## DIRECTIONS FOR THIS TASK
Scan each line of the records for the word "description" and extract the ones that have it.

## DATA TO EXAMINE
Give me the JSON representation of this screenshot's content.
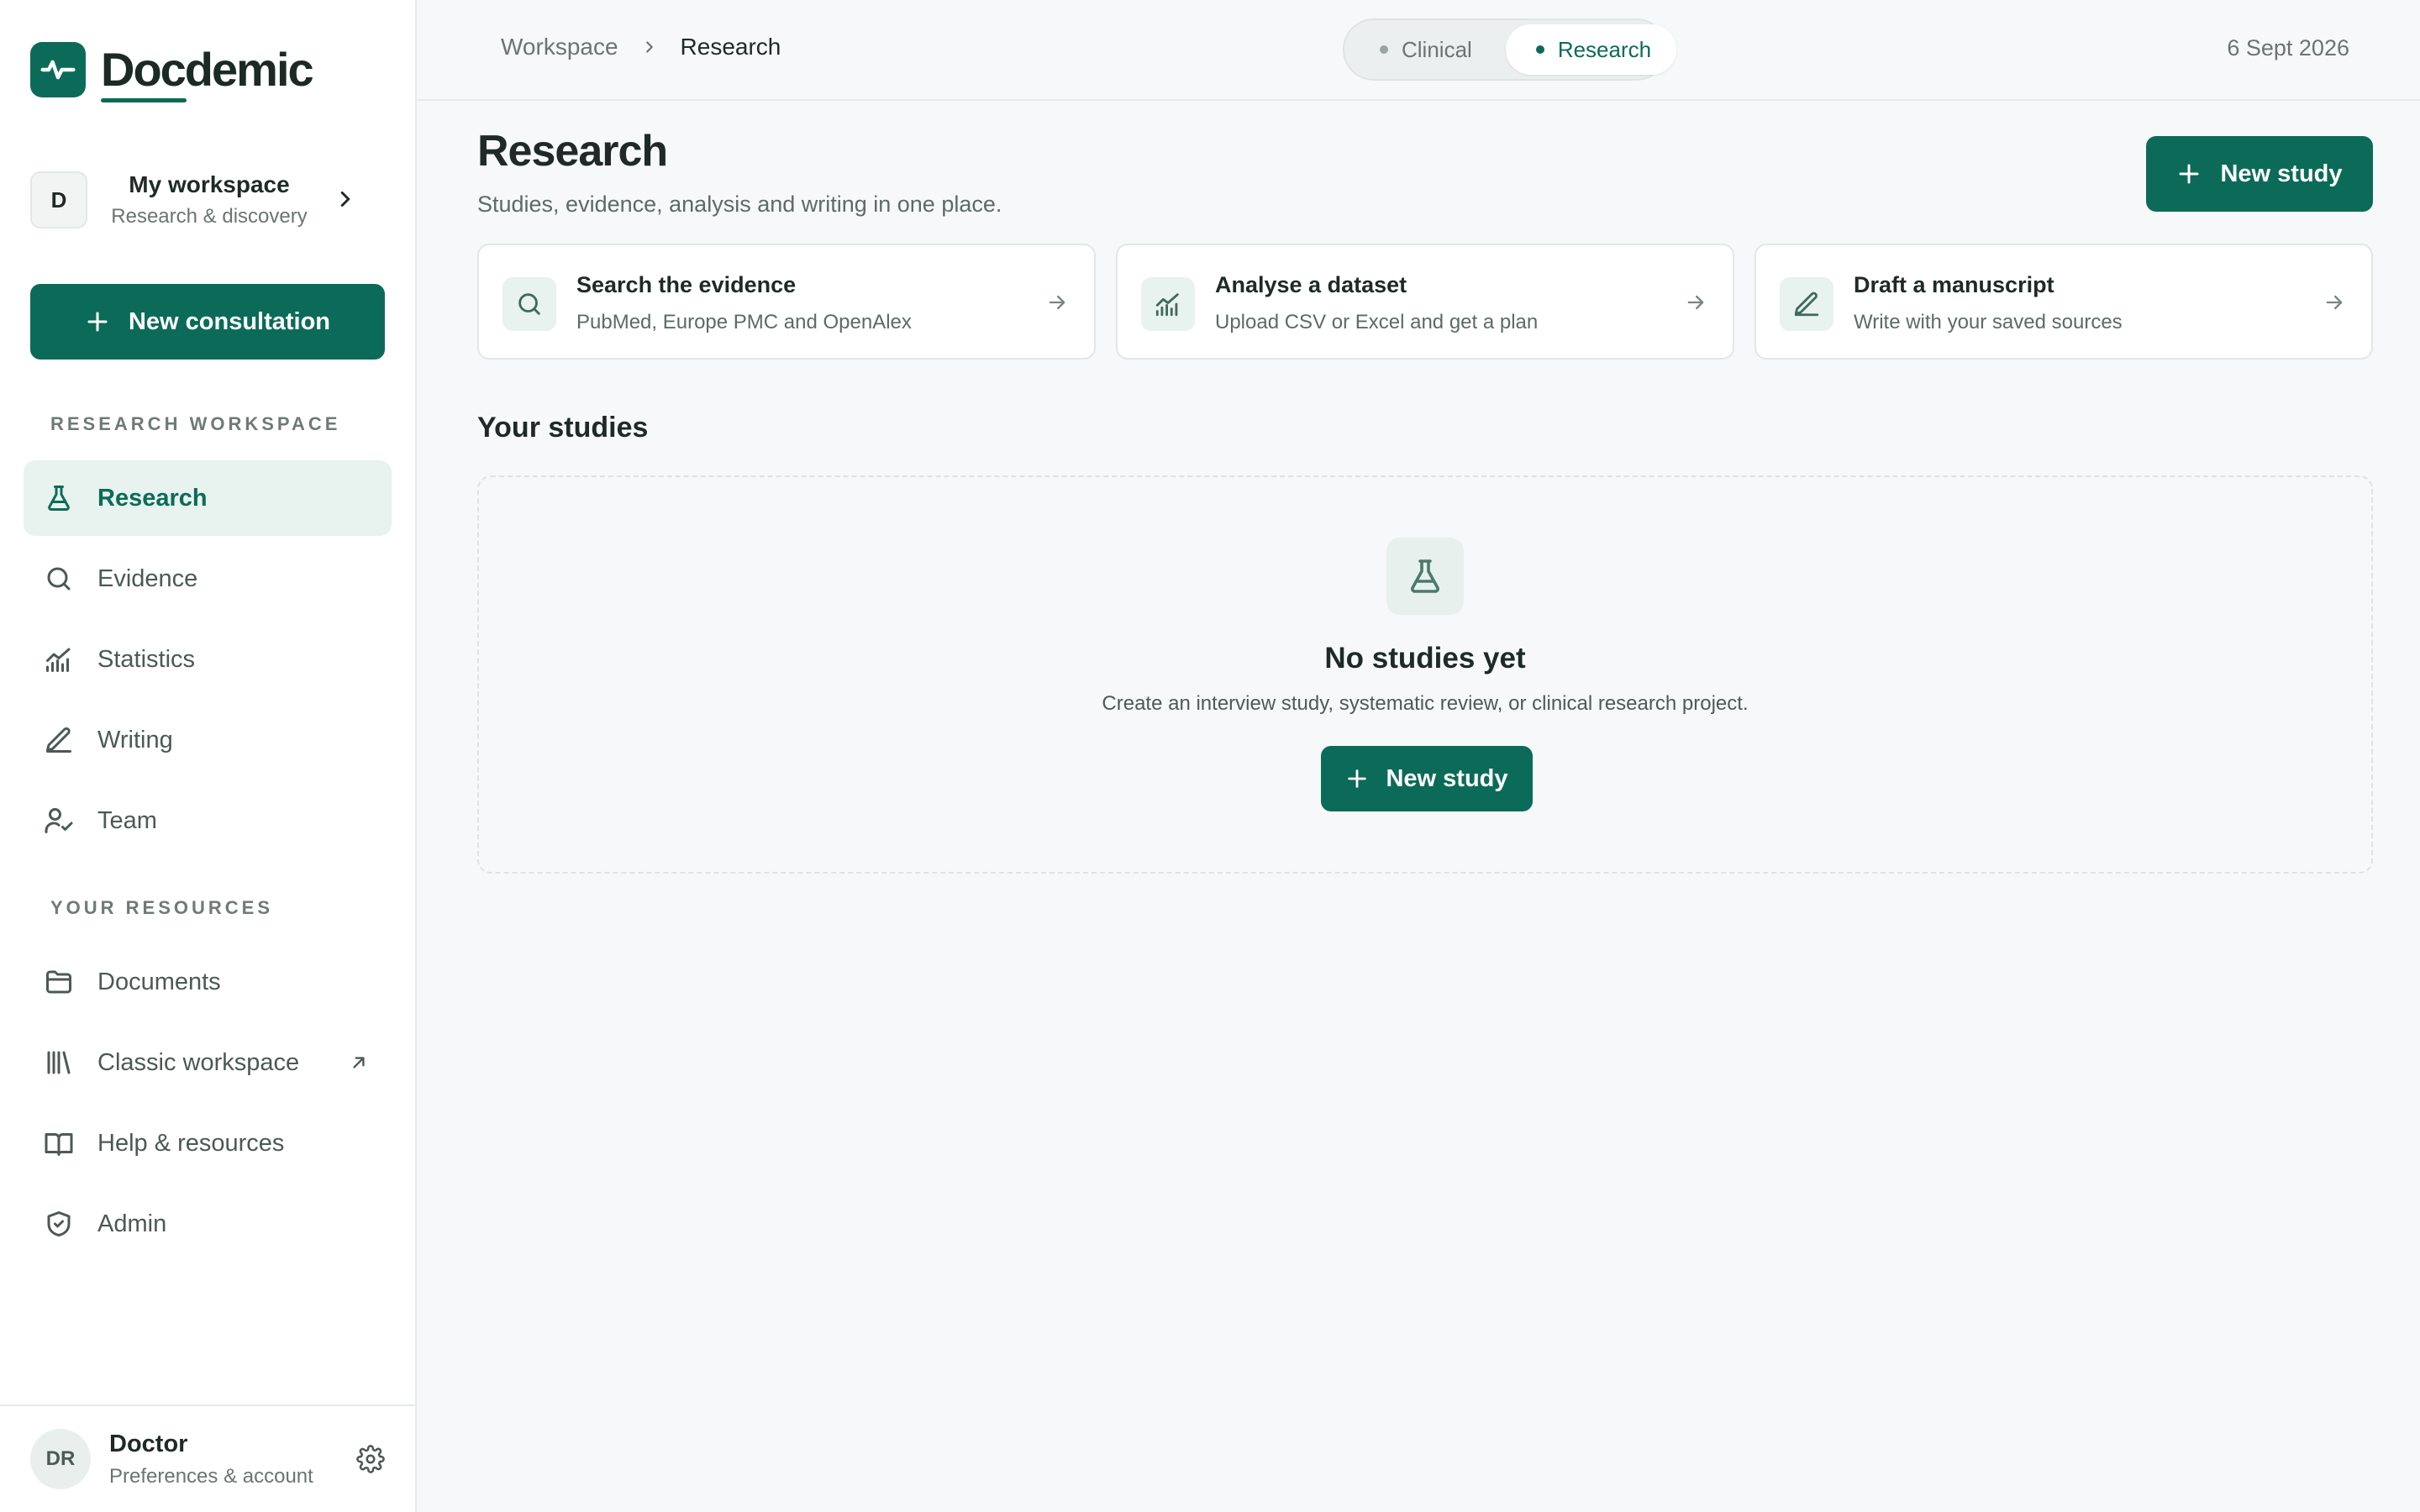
{
  "app": {
    "brand": "Docdemic",
    "colors": {
      "accent": "#0c6b58",
      "accent_soft": "#e8f2ee",
      "background": "#f7f8f9",
      "text": "#1f2a27",
      "muted": "#6a7572"
    }
  },
  "sidebar": {
    "workspace": {
      "avatar_letter": "D",
      "name": "My workspace",
      "subtitle": "Research & discovery",
      "icon": "chevron-right-icon"
    },
    "new_consultation_label": "New consultation",
    "research_section_label": "RESEARCH WORKSPACE",
    "research_items": [
      {
        "label": "Research",
        "icon": "flask-icon",
        "active": true
      },
      {
        "label": "Evidence",
        "icon": "search-icon",
        "active": false
      },
      {
        "label": "Statistics",
        "icon": "chart-icon",
        "active": false
      },
      {
        "label": "Writing",
        "icon": "pen-icon",
        "active": false
      },
      {
        "label": "Team",
        "icon": "user-check-icon",
        "active": false
      }
    ],
    "resources_section_label": "YOUR RESOURCES",
    "resource_items": [
      {
        "label": "Documents",
        "icon": "folder-icon"
      },
      {
        "label": "Classic workspace",
        "icon": "library-icon",
        "external": true
      },
      {
        "label": "Help & resources",
        "icon": "book-icon"
      },
      {
        "label": "Admin",
        "icon": "shield-icon"
      }
    ],
    "user": {
      "initials": "DR",
      "name": "Doctor",
      "subtitle": "Preferences & account",
      "icon": "gear-icon"
    }
  },
  "topbar": {
    "breadcrumb": {
      "parent": "Workspace",
      "current": "Research"
    },
    "modes": [
      {
        "label": "Clinical",
        "active": false
      },
      {
        "label": "Research",
        "active": true
      }
    ],
    "date": "6 Sept 2026"
  },
  "main": {
    "title": "Research",
    "subtitle": "Studies, evidence, analysis and writing in one place.",
    "new_study_label": "New study",
    "action_cards": [
      {
        "title": "Search the evidence",
        "description": "PubMed, Europe PMC and OpenAlex",
        "icon": "search-icon"
      },
      {
        "title": "Analyse a dataset",
        "description": "Upload CSV or Excel and get a plan",
        "icon": "chart-icon"
      },
      {
        "title": "Draft a manuscript",
        "description": "Write with your saved sources",
        "icon": "pen-icon"
      }
    ],
    "studies_title": "Your studies",
    "empty_state": {
      "icon": "flask-icon",
      "title": "No studies yet",
      "description": "Create an interview study, systematic review, or clinical research project.",
      "button_label": "New study"
    }
  }
}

## SOLVED EXERCISE
        "description": "PubMed, Europe PMC and OpenAlex",
        "description": "Upload CSV or Excel and get a plan",
        "description": "Write with your saved sources",
      "description": "Create an interview study, systematic review, or clinical research project.",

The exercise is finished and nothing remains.